Whitehouse's motivation was always about making institutions more accountable to ordinary citizens and challenging their biases. Ofcom has its origins in the Broadcasting Standards Council set up in 1988 - the outcome of her decades long push for ordinary citizens to have an ongoing role in the monitoring of broadcasting standards.
In November 1974, she wrote to the attorney general suggesting the law be amended to ensure that juries were 50% female.
"Anything else is certainly out of sympathy with the sex equality law which is just coming in," she pointed out, a clever reference to the new Sex Discrimination Act.
The idea came after police told her it was now the "general strategy" for the defence in obscenity cases to object to prospective women jurors.
"Women are used in pornography and women often suffer greatly at the hands of men who are addicted to it, and they should be able to play their part in controlling it through the process of law," she said. "If the defendant objects to a particular woman juror, she should be replaced by another woman, and not by a man."

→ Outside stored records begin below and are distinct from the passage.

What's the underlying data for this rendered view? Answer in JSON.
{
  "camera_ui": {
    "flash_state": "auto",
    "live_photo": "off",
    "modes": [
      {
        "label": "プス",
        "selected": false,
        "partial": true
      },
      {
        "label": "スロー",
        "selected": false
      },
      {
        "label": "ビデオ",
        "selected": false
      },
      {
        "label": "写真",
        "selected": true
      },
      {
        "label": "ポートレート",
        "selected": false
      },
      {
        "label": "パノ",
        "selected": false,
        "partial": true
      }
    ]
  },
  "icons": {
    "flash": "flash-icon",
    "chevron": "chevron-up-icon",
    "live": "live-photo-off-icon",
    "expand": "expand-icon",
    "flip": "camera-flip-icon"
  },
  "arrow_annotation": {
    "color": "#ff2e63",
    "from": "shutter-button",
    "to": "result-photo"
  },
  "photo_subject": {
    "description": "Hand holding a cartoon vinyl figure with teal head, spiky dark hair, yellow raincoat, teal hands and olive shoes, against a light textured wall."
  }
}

A current issue Whitehouse would recognise is no-platforming at universities - the idea of denying controversial speakers the chance to speak at an institution. Her diaries reveal an exhausting schedule as she spent much of the year on the road, addressing student unions and debating with prominent names from the adult entertainment industry. One was Victor Lownes, who ran Playboy Clubs in Europe. She often shaped the wording of the motions on pornography and indecency to frame the debate in a more nuanced way than censorship versus free speech.
She braved death threats, verbal abuse, actual assaults and, in one case, students lowering an effigy of her on a rope as she spoke, often showing a remarkable sense of humour.
Whitehouse's diaries are packed with accounts of late night chats after the debates, and most touchingly thank you notes from students. Some wrote to her years later to apologise for their aggression. Some still disagreed with her, but others admitted she had changed their views.
Feminist academic and writer Julie Bindel was a young lesbian activist when she went to see Mary Whitehouse speak at Leeds University around 1980, and challenged her. Bindel vehemently disagreed with her sweeping views on obscenity and homosexuality (Mary's evangelical Christian beliefs meant she thought homosexuality was a sin), but was impressed by her ability to manage the hostile crowd.
"She was a brilliant speaker, formidable," she says. "I remember sitting there, thinking, 'God how does she do that?' You know, her timing, her pace, her engaging the audience."
Mary died in 2001 at the age of 91. Although some of her religious beliefs were very out of step with modern Britain, she would see the impact of internet pornography on the young as exactly what she'd been warning against, and support the current efforts to finally get it under control.
Archive On Four: Disgusted, Mary Whitehouse is on Saturday 5 March at 20:00 GMT on BBC Radio 4